The two halves of Flims, Flims village and the ski resort of Flims-Waldhaus, are separated by the Stenna valley and have until now been connected only by the Stenna bridge. Our brief was to create a new, multi-functional centre for this exposed site, previously limited in terms of usage.
The use of robust, durable and authentic materials lends the Stenna Centre a mature, established feel, creating a bold statement for generations to come.
The Stenna Centre bridges the gap between these two districts, its architecture is characterised on one hand by boldness of its form, on the other by dimensional restraint. The development of the bridge creates a whole new space in Flims, with underground parking and the three new apartment buildings that reshape the site to create a spacious outdoor area – a sort of “arena” that flows seamlessly in and out of the surrounding natural environment.
A place to linger, not just pass through
Traffic flows through the site have been redirected, a new forecourt created and busses now stop in a covered waiting area. The three-storey development houses cafés, a restaurant and a hotel as well as shops and other services. The restaurant floor links directly to Flims’ ski slopes, the “Weiße Arena”.
Rather than taking a leading role centre stage, the building with its abstract form prefers a supporting role, melding into the lay of the surrounding land.
The size of the bridge building flows naturally from the topography of the site in a conscious effort at restraint. Horizontal “plates” bring to mind the tectonics of the surrounding mountains. Rather than creating contradictions, here transparency and bulk, abstraction and practicality complement one another with an unassailable logic. The massive load-bearing structure with its concrete point support grid offers maximum flexibility and a sustainable development capacity that will allow the building to respond quickly and economically to changes in use.
The message is in the materials
More than just a engineering achievement, the Stenna Centre sends out a message, particularly in its use of materials. Surface-treated concrete prevails, married with regional sands and gravels to create a visual effect similar to that of the local rock formations. The crystalline structure of the surrounding area matches the visual and textural quality of the “raw” architecture. The closure beneath the bridge forms a semi-transparent curtain, a metal grille that shrouds the underground parking levels.

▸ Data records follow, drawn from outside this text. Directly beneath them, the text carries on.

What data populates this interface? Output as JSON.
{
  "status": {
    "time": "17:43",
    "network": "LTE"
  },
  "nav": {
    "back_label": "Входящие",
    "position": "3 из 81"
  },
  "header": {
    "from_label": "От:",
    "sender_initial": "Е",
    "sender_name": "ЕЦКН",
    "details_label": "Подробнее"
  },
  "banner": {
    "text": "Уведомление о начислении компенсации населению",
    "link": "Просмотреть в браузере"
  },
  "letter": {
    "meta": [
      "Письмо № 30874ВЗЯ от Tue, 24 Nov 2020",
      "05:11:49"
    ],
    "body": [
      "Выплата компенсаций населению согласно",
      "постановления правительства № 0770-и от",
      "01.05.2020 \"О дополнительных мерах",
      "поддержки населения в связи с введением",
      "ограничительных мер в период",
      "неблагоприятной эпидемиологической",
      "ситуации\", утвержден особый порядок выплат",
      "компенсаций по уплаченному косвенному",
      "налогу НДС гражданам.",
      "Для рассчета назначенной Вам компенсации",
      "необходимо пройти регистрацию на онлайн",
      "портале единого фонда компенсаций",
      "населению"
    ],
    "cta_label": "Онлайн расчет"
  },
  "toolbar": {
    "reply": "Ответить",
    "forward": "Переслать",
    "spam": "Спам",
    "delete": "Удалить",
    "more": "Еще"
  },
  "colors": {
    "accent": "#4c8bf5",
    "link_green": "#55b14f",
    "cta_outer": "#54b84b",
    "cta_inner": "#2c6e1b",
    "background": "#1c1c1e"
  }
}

The interior of the main building is dominated by its distinct spatial geometry. The public mall is shaped by the texture of its untreated steel, which gives it a unique character.